▶ _What to work on_: Whenever a line of the entries below holds the string "Files", copy that line and return it.

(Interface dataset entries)
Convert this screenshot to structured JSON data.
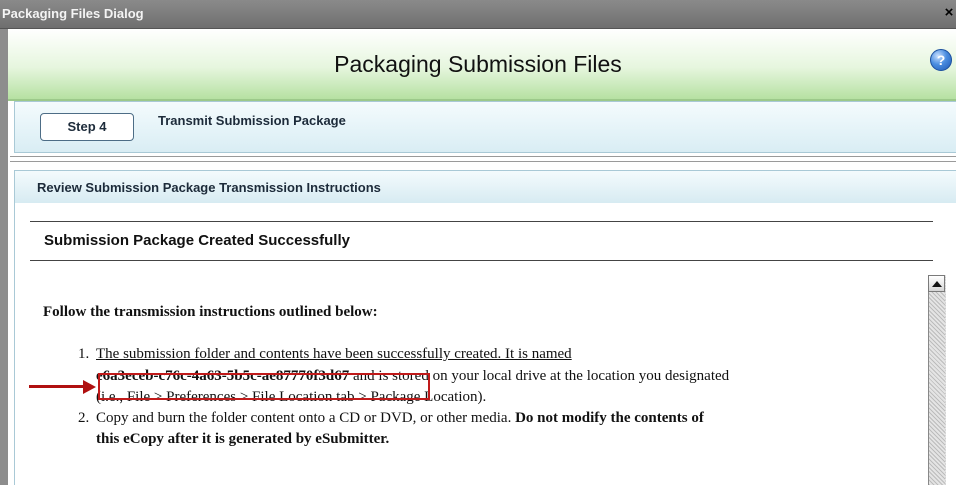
{
  "window": {
    "title": "Packaging Files Dialog",
    "close_glyph": "×"
  },
  "header": {
    "title": "Packaging Submission Files",
    "help_glyph": "?"
  },
  "step": {
    "button_label": "Step 4",
    "label": "Transmit Submission Package"
  },
  "review": {
    "label": "Review Submission Package Transmission Instructions"
  },
  "content": {
    "heading": "Submission Package Created Successfully",
    "intro": "Follow the transmission instructions outlined below:",
    "item1": {
      "number": "1.",
      "line1": "The submission folder and contents have been successfully created. It is named",
      "guid": "e6a3eceb-c76c-4a63-5b5c-ae87770f3d67",
      "line2_rest": " and is stored on your local drive at the location you designated",
      "line3": "(i.e., File > Preferences > File Location tab > Package Location)."
    },
    "item2": {
      "number": "2.",
      "line1_normal": "Copy and burn the folder content onto a CD or DVD, or other media. ",
      "line1_bold": "Do not modify the contents of",
      "line2_bold": "this eCopy after it is generated by eSubmitter."
    }
  },
  "colors": {
    "titlebar": "#7a7a7a",
    "header_green": "#b6e1a2",
    "step_band": "#d9edf4",
    "highlight_red": "#c01a1a"
  },
  "icons": {
    "help": "help-icon",
    "close": "close-icon",
    "annotation_arrow": "arrow-right-icon",
    "scroll_up": "scroll-up-arrow-icon"
  }
}
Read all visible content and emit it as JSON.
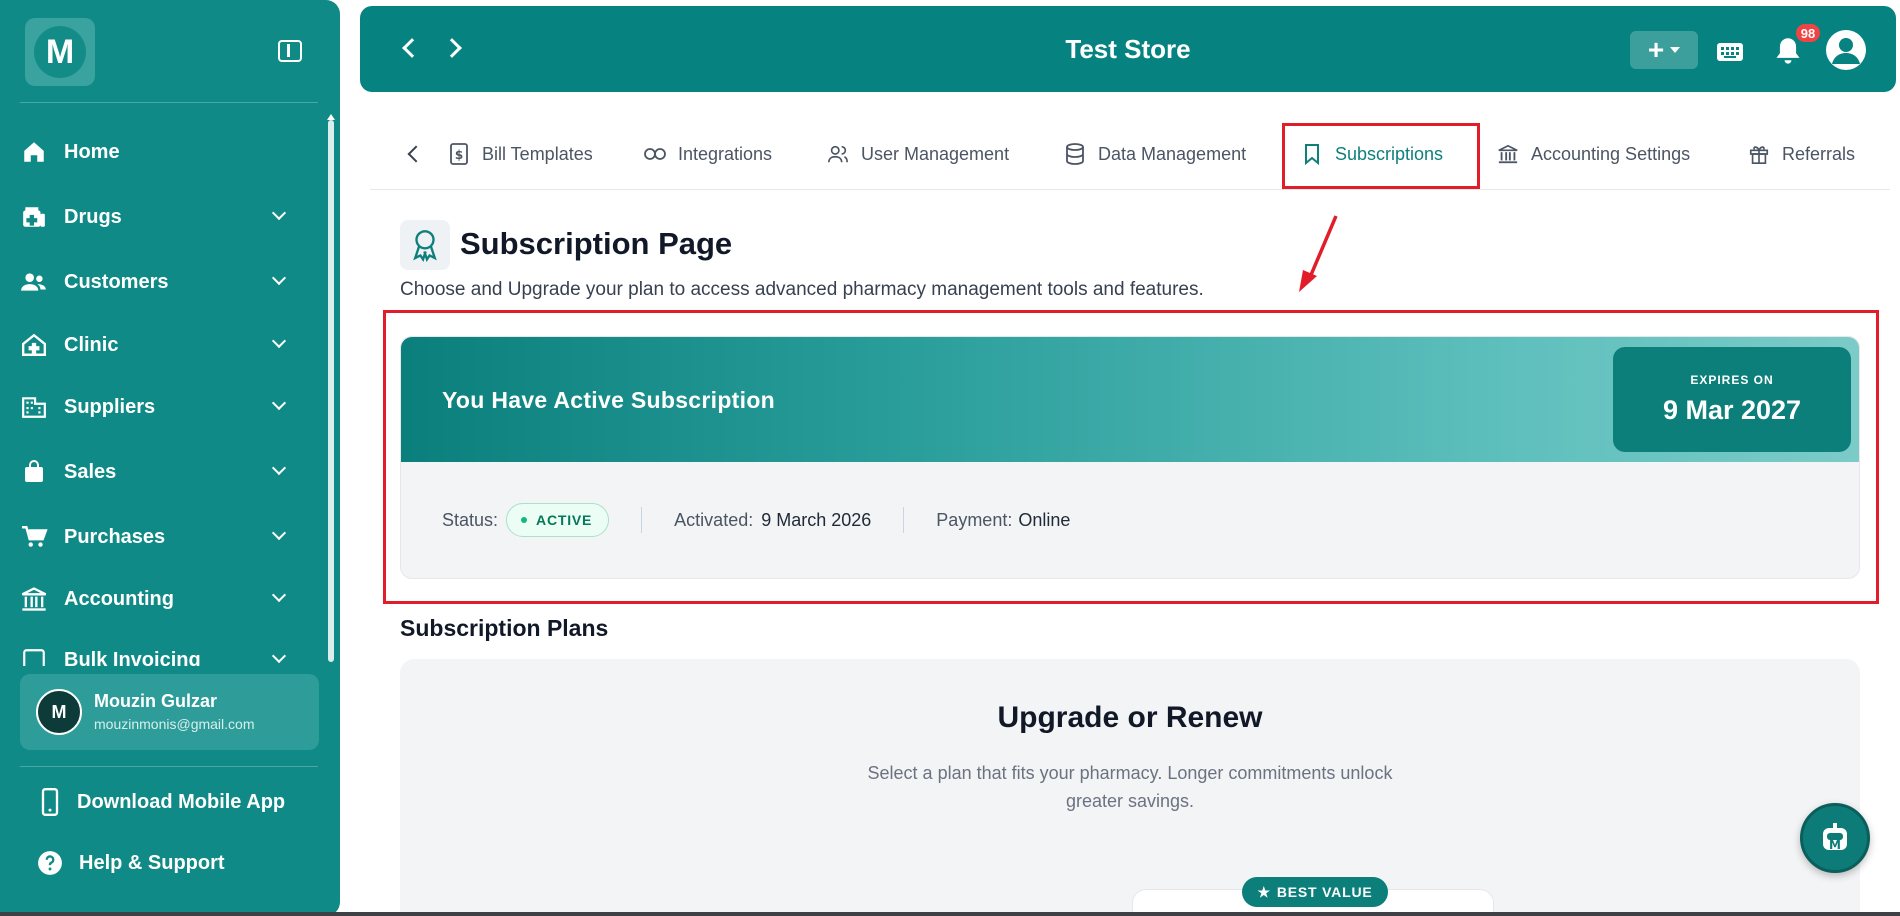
{
  "sidebar": {
    "logo_letter": "M",
    "nav": [
      {
        "label": "Home",
        "icon": "home-icon",
        "expandable": false
      },
      {
        "label": "Drugs",
        "icon": "medicine-icon",
        "expandable": true
      },
      {
        "label": "Customers",
        "icon": "users-icon",
        "expandable": true
      },
      {
        "label": "Clinic",
        "icon": "clinic-icon",
        "expandable": true
      },
      {
        "label": "Suppliers",
        "icon": "building-icon",
        "expandable": true
      },
      {
        "label": "Sales",
        "icon": "shopping-bag-icon",
        "expandable": true
      },
      {
        "label": "Purchases",
        "icon": "cart-icon",
        "expandable": true
      },
      {
        "label": "Accounting",
        "icon": "bank-icon",
        "expandable": true
      },
      {
        "label": "Bulk Invoicing",
        "icon": "invoice-icon",
        "expandable": true
      }
    ],
    "user": {
      "initial": "M",
      "name": "Mouzin Gulzar",
      "email": "mouzinmonis@gmail.com"
    },
    "download_label": "Download Mobile App",
    "help_label": "Help & Support"
  },
  "header": {
    "store_name": "Test Store",
    "notification_count": "98"
  },
  "tabs": [
    {
      "label": "Bill Templates",
      "icon": "dollar-file-icon"
    },
    {
      "label": "Integrations",
      "icon": "link-icon"
    },
    {
      "label": "User Management",
      "icon": "users-icon"
    },
    {
      "label": "Data Management",
      "icon": "database-icon"
    },
    {
      "label": "Subscriptions",
      "icon": "bookmark-icon",
      "active": true
    },
    {
      "label": "Accounting Settings",
      "icon": "bank-icon"
    },
    {
      "label": "Referrals",
      "icon": "gift-icon"
    }
  ],
  "page": {
    "title": "Subscription Page",
    "subtitle": "Choose and Upgrade your plan to access advanced pharmacy management tools and features."
  },
  "subscription": {
    "banner_title": "You Have Active Subscription",
    "expires_label": "EXPIRES ON",
    "expires_date": "9 Mar 2027",
    "status_label": "Status:",
    "status_value": "ACTIVE",
    "activated_label": "Activated:",
    "activated_value": "9 March 2026",
    "payment_label": "Payment:",
    "payment_value": "Online"
  },
  "plans": {
    "section_title": "Subscription Plans",
    "heading": "Upgrade or Renew",
    "description": "Select a plan that fits your pharmacy. Longer commitments unlock greater savings.",
    "badge": "BEST VALUE"
  },
  "colors": {
    "primary": "#068381",
    "sidebar": "#0f8a86",
    "highlight": "#e11d2a",
    "badge": "#ef4444"
  }
}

▶ _Solution to this task_:
    "title": "Packaging Files Dialog",
    "title": "Packaging Submission Files",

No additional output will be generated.